What is needed:
Set down all of the records below exactly, please, omitting the images.

Record set:
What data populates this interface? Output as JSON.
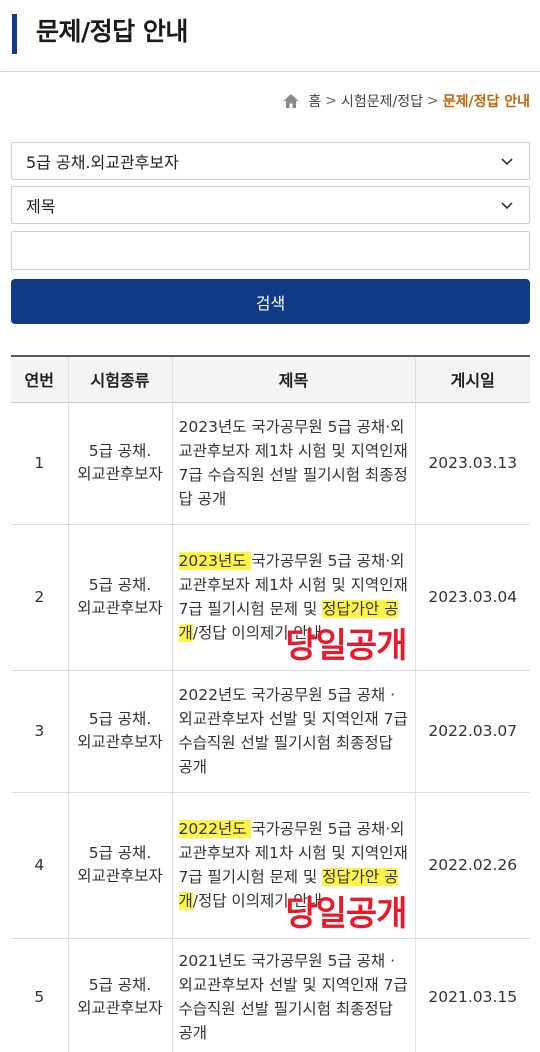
{
  "header": {
    "title": "문제/정답 안내"
  },
  "breadcrumb": {
    "home": "홈",
    "sep": ">",
    "level1": "시험문제/정답",
    "current": "문제/정답 안내"
  },
  "filters": {
    "exam_select": "5급 공채.외교관후보자",
    "field_select": "제목",
    "search_value": "",
    "search_label": "검색"
  },
  "table": {
    "headers": [
      "연번",
      "시험종류",
      "제목",
      "게시일"
    ],
    "rows": [
      {
        "no": "1",
        "type_l1": "5급 공채.",
        "type_l2": "외교관후보자",
        "title_pre": "2023년도 국가공무원 5급 공채·외교관후보자 제1차 시험 및 지역인재 7급 수습직원 선발 필기시험 최종정답 공개",
        "date": "2023.03.13"
      },
      {
        "no": "2",
        "type_l1": "5급 공채.",
        "type_l2": "외교관후보자",
        "title_hl1": "2023년도 ",
        "title_mid": "국가공무원 5급 공채·외교관후보자 제1차 시험 및 지역인재 7급 필기시험 문제 및 ",
        "title_hl2": "정답가안 공개",
        "title_post": "/정답 이의제기 안내",
        "stamp": "당일공개",
        "date": "2023.03.04"
      },
      {
        "no": "3",
        "type_l1": "5급 공채.",
        "type_l2": "외교관후보자",
        "title_pre": "2022년도 국가공무원 5급 공채 · 외교관후보자 선발 및 지역인재 7급 수습직원 선발 필기시험 최종정답 공개",
        "date": "2022.03.07"
      },
      {
        "no": "4",
        "type_l1": "5급 공채.",
        "type_l2": "외교관후보자",
        "title_hl1": "2022년도 ",
        "title_mid": "국가공무원 5급 공채·외교관후보자 제1차 시험 및 지역인재 7급 필기시험 문제 및 ",
        "title_hl2": "정답가안 공개",
        "title_post": "/정답 이의제기 안내",
        "stamp": "당일공개",
        "date": "2022.02.26"
      },
      {
        "no": "5",
        "type_l1": "5급 공채.",
        "type_l2": "외교관후보자",
        "title_pre": "2021년도 국가공무원 5급 공채 · 외교관후보자 선발 및 지역인재 7급 수습직원 선발 필기시험 최종정답 공개",
        "date": "2021.03.15"
      }
    ]
  },
  "colors": {
    "accent": "#0f3a86",
    "breadcrumb_current": "#c0650a",
    "highlight": "#fff54a",
    "stamp": "#e8192c"
  },
  "icons": {
    "home": "home-icon",
    "dropdown": "chevron-down-icon"
  }
}
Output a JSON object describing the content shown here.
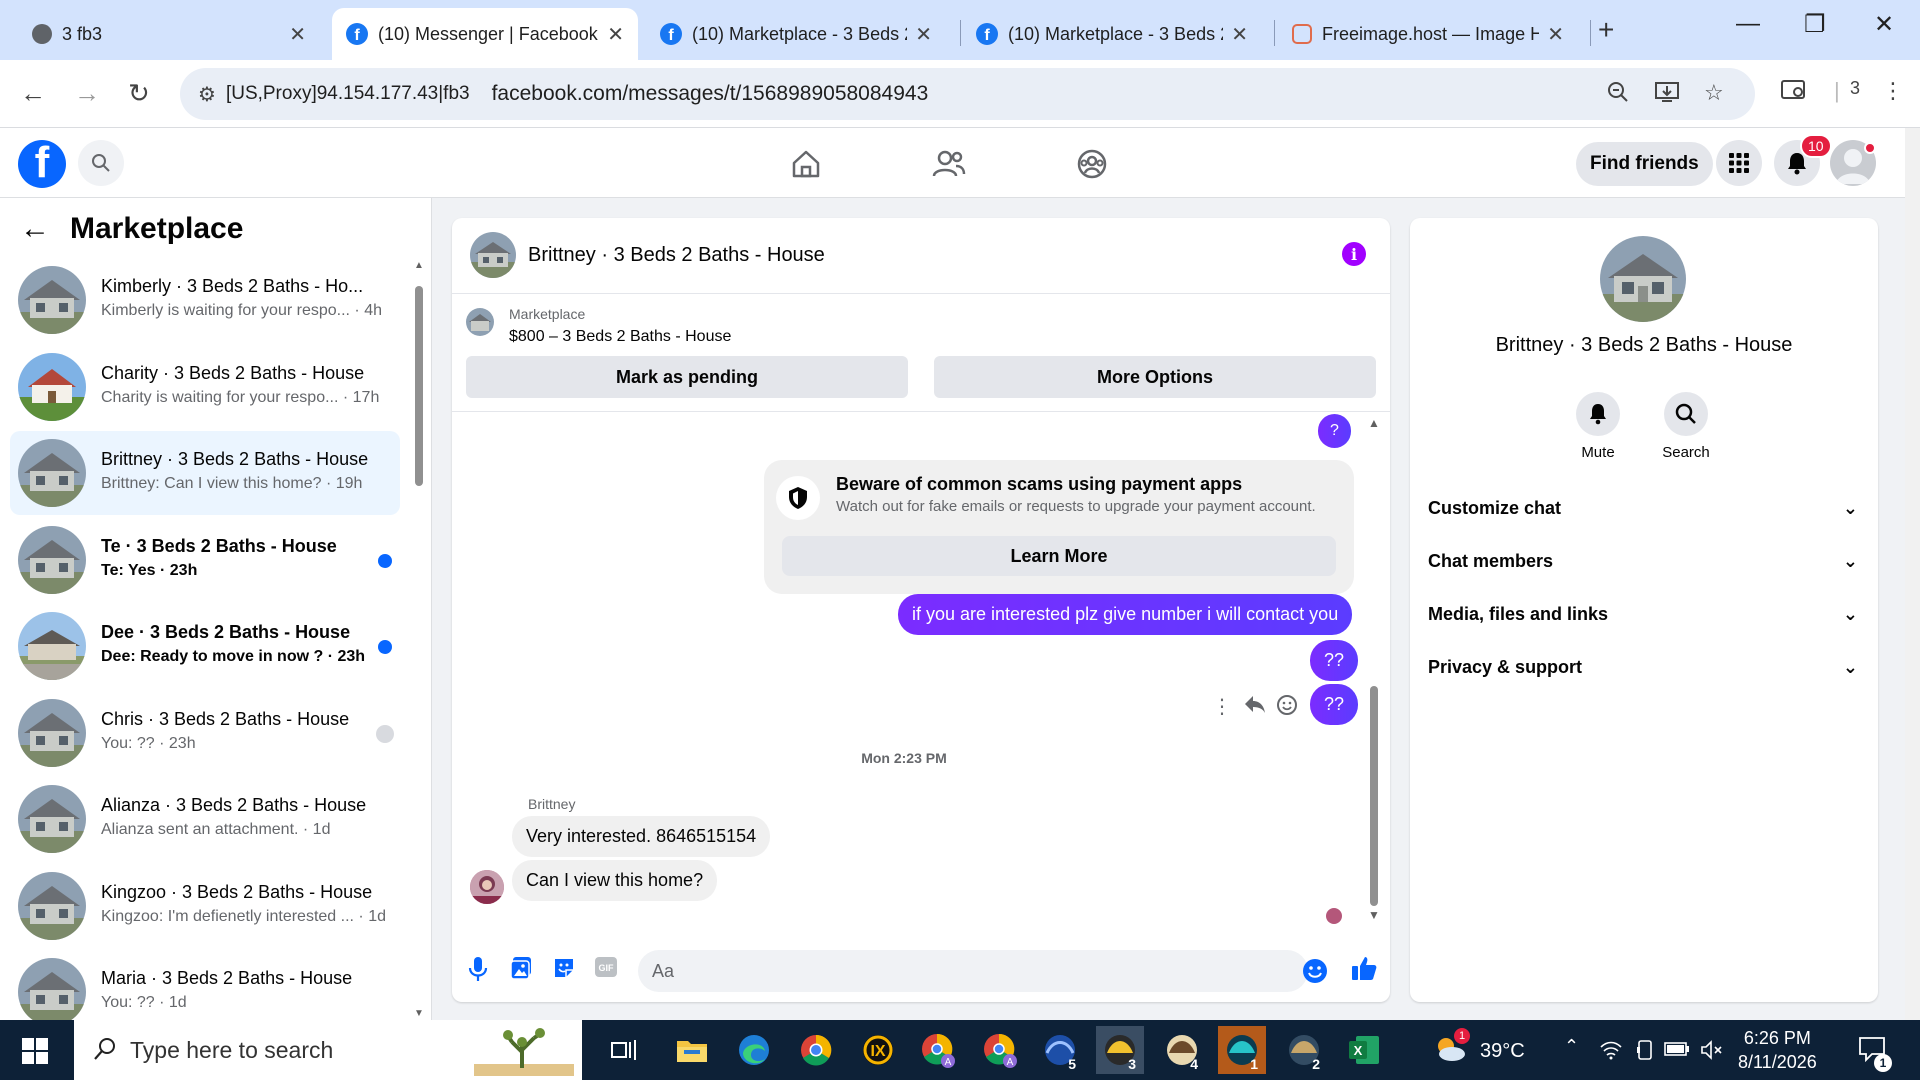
{
  "browser": {
    "tabs": [
      {
        "title": "3 fb3",
        "icon": "globe-icon"
      },
      {
        "title": "(10) Messenger | Facebook",
        "icon": "facebook-icon"
      },
      {
        "title": "(10) Marketplace - 3 Beds 2",
        "icon": "facebook-icon"
      },
      {
        "title": "(10) Marketplace - 3 Beds 2",
        "icon": "facebook-icon"
      },
      {
        "title": "Freeimage.host — Image Ho",
        "icon": "image-host-icon"
      }
    ],
    "new_tab": "+",
    "window_controls": {
      "minimize": "—",
      "restore": "❐",
      "close": "✕"
    },
    "address": {
      "proxy_label": "[US,Proxy]94.154.177.43|fb3",
      "url": "facebook.com/messages/t/1568989058084943"
    },
    "profile_count": "3"
  },
  "fb_header": {
    "find_friends": "Find friends",
    "notification_count": "10"
  },
  "sidebar": {
    "title": "Marketplace",
    "conversations": [
      {
        "name": "Kimberly · 3 Beds 2 Baths - Ho...",
        "preview": "Kimberly is waiting for your respo... · 4h",
        "unread": false,
        "thumb": "house-gray"
      },
      {
        "name": "Charity · 3 Beds 2 Baths - House",
        "preview": "Charity is waiting for your respo... · 17h",
        "unread": false,
        "thumb": "house-white"
      },
      {
        "name": "Brittney · 3 Beds 2 Baths - House",
        "preview": "Brittney: Can I view this home? · 19h",
        "unread": false,
        "thumb": "house-gray"
      },
      {
        "name": "Te · 3 Beds 2 Baths - House",
        "preview": "Te: Yes · 23h",
        "unread": true,
        "thumb": "house-gray"
      },
      {
        "name": "Dee · 3 Beds 2 Baths - House",
        "preview": "Dee: Ready to move in now ? · 23h",
        "unread": true,
        "thumb": "house-stone"
      },
      {
        "name": "Chris · 3 Beds 2 Baths - House",
        "preview": "You: ?? · 23h",
        "unread": false,
        "thumb": "house-gray"
      },
      {
        "name": "Alianza · 3 Beds 2 Baths - House",
        "preview": "Alianza sent an attachment. · 1d",
        "unread": false,
        "thumb": "house-gray"
      },
      {
        "name": "Kingzoo · 3 Beds 2 Baths - House",
        "preview": "Kingzoo: I'm defienetly interested ... · 1d",
        "unread": false,
        "thumb": "house-gray"
      },
      {
        "name": "Maria · 3 Beds 2 Baths - House",
        "preview": "You: ?? · 1d",
        "unread": false,
        "thumb": "house-gray"
      }
    ]
  },
  "chat": {
    "title": "Brittney · 3 Beds 2 Baths - House",
    "listing": {
      "source": "Marketplace",
      "title": "$800 – 3 Beds 2 Baths - House",
      "mark_pending": "Mark as pending",
      "more_options": "More Options"
    },
    "messages": {
      "out_question": "?",
      "scam_title": "Beware of common scams using payment apps",
      "scam_body": "Watch out for fake emails or requests to upgrade your payment account.",
      "learn_more": "Learn More",
      "out_interested": "if you are interested plz give number i will contact you",
      "out_qq1": "??",
      "out_qq2": "??",
      "timestamp": "Mon 2:23 PM",
      "sender": "Brittney",
      "in_1": "Very interested. 8646515154",
      "in_2": "Can I view this home?"
    },
    "composer_placeholder": "Aa"
  },
  "info_panel": {
    "name": "Brittney · 3 Beds 2 Baths - House",
    "mute": "Mute",
    "search": "Search",
    "sections": [
      "Customize chat",
      "Chat members",
      "Media, files and links",
      "Privacy & support"
    ]
  },
  "taskbar": {
    "search_placeholder": "Type here to search",
    "weather": "39°C",
    "time": "6:26 PM",
    "date": "8/11/2026",
    "app_badges": [
      "5",
      "3",
      "4",
      "1",
      "2"
    ],
    "weather_badge": "1",
    "notif_count": "1"
  }
}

Written solution:
What data populates this interface? Output as JSON.
{
  "header": {
    "title": "문제/정답 안내"
  },
  "breadcrumb": {
    "home": "홈",
    "sep": ">",
    "level1": "시험문제/정답",
    "current": "문제/정답 안내"
  },
  "filters": {
    "exam_select": "5급 공채.외교관후보자",
    "field_select": "제목",
    "search_value": "",
    "search_label": "검색"
  },
  "table": {
    "headers": [
      "연번",
      "시험종류",
      "제목",
      "게시일"
    ],
    "rows": [
      {
        "no": "1",
        "type_l1": "5급 공채.",
        "type_l2": "외교관후보자",
        "title_pre": "2023년도 국가공무원 5급 공채·외교관후보자 제1차 시험 및 지역인재 7급 수습직원 선발 필기시험 최종정답 공개",
        "date": "2023.03.13"
      },
      {
        "no": "2",
        "type_l1": "5급 공채.",
        "type_l2": "외교관후보자",
        "title_hl1": "2023년도 ",
        "title_mid": "국가공무원 5급 공채·외교관후보자 제1차 시험 및 지역인재 7급 필기시험 문제 및 ",
        "title_hl2": "정답가안 공개",
        "title_post": "/정답 이의제기 안내",
        "stamp": "당일공개",
        "date": "2023.03.04"
      },
      {
        "no": "3",
        "type_l1": "5급 공채.",
        "type_l2": "외교관후보자",
        "title_pre": "2022년도 국가공무원 5급 공채 · 외교관후보자 선발 및 지역인재 7급 수습직원 선발 필기시험 최종정답 공개",
        "date": "2022.03.07"
      },
      {
        "no": "4",
        "type_l1": "5급 공채.",
        "type_l2": "외교관후보자",
        "title_hl1": "2022년도 ",
        "title_mid": "국가공무원 5급 공채·외교관후보자 제1차 시험 및 지역인재 7급 필기시험 문제 및 ",
        "title_hl2": "정답가안 공개",
        "title_post": "/정답 이의제기 안내",
        "stamp": "당일공개",
        "date": "2022.02.26"
      },
      {
        "no": "5",
        "type_l1": "5급 공채.",
        "type_l2": "외교관후보자",
        "title_pre": "2021년도 국가공무원 5급 공채 · 외교관후보자 선발 및 지역인재 7급 수습직원 선발 필기시험 최종정답 공개",
        "date": "2021.03.15"
      }
    ]
  },
  "colors": {
    "accent": "#0f3a86",
    "breadcrumb_current": "#c0650a",
    "highlight": "#fff54a",
    "stamp": "#e8192c"
  },
  "icons": {
    "home": "home-icon",
    "dropdown": "chevron-down-icon"
  }
}
Output a JSON object describing the content shown here.
{
  "browser": {
    "tabs": [
      {
        "title": "3 fb3",
        "icon": "globe-icon"
      },
      {
        "title": "(10) Messenger | Facebook",
        "icon": "facebook-icon"
      },
      {
        "title": "(10) Marketplace - 3 Beds 2",
        "icon": "facebook-icon"
      },
      {
        "title": "(10) Marketplace - 3 Beds 2",
        "icon": "facebook-icon"
      },
      {
        "title": "Freeimage.host — Image Ho",
        "icon": "image-host-icon"
      }
    ],
    "new_tab": "+",
    "window_controls": {
      "minimize": "—",
      "restore": "❐",
      "close": "✕"
    },
    "address": {
      "proxy_label": "[US,Proxy]94.154.177.43|fb3",
      "url": "facebook.com/messages/t/1568989058084943"
    },
    "profile_count": "3"
  },
  "fb_header": {
    "find_friends": "Find friends",
    "notification_count": "10"
  },
  "sidebar": {
    "title": "Marketplace",
    "conversations": [
      {
        "name": "Kimberly · 3 Beds 2 Baths - Ho...",
        "preview": "Kimberly is waiting for your respo... · 4h",
        "unread": false,
        "thumb": "house-gray"
      },
      {
        "name": "Charity · 3 Beds 2 Baths - House",
        "preview": "Charity is waiting for your respo... · 17h",
        "unread": false,
        "thumb": "house-white"
      },
      {
        "name": "Brittney · 3 Beds 2 Baths - House",
        "preview": "Brittney: Can I view this home? · 19h",
        "unread": false,
        "thumb": "house-gray"
      },
      {
        "name": "Te · 3 Beds 2 Baths - House",
        "preview": "Te: Yes · 23h",
        "unread": true,
        "thumb": "house-gray"
      },
      {
        "name": "Dee · 3 Beds 2 Baths - House",
        "preview": "Dee: Ready to move in now ? · 23h",
        "unread": true,
        "thumb": "house-stone"
      },
      {
        "name": "Chris · 3 Beds 2 Baths - House",
        "preview": "You: ?? · 23h",
        "unread": false,
        "thumb": "house-gray"
      },
      {
        "name": "Alianza · 3 Beds 2 Baths - House",
        "preview": "Alianza sent an attachment. · 1d",
        "unread": false,
        "thumb": "house-gray"
      },
      {
        "name": "Kingzoo · 3 Beds 2 Baths - House",
        "preview": "Kingzoo: I'm defienetly interested ... · 1d",
        "unread": false,
        "thumb": "house-gray"
      },
      {
        "name": "Maria · 3 Beds 2 Baths - House",
        "preview": "You: ?? · 1d",
        "unread": false,
        "thumb": "house-gray"
      }
    ]
  },
  "chat": {
    "title": "Brittney · 3 Beds 2 Baths - House",
    "listing": {
      "source": "Marketplace",
      "title": "$800 – 3 Beds 2 Baths - House",
      "mark_pending": "Mark as pending",
      "more_options": "More Options"
    },
    "messages": {
      "out_question": "?",
      "scam_title": "Beware of common scams using payment apps",
      "scam_body": "Watch out for fake emails or requests to upgrade your payment account.",
      "learn_more": "Learn More",
      "out_interested": "if you are interested plz give number i will contact you",
      "out_qq1": "??",
      "out_qq2": "??",
      "timestamp": "Mon 2:23 PM",
      "sender": "Brittney",
      "in_1": "Very interested. 8646515154",
      "in_2": "Can I view this home?"
    },
    "composer_placeholder": "Aa"
  },
  "info_panel": {
    "name": "Brittney · 3 Beds 2 Baths - House",
    "mute": "Mute",
    "search": "Search",
    "sections": [
      "Customize chat",
      "Chat members",
      "Media, files and links",
      "Privacy & support"
    ]
  },
  "taskbar": {
    "search_placeholder": "Type here to search",
    "weather": "39°C",
    "time": "6:26 PM",
    "date": "8/11/2026",
    "app_badges": [
      "5",
      "3",
      "4",
      "1",
      "2"
    ],
    "weather_badge": "1",
    "notif_count": "1"
  }
}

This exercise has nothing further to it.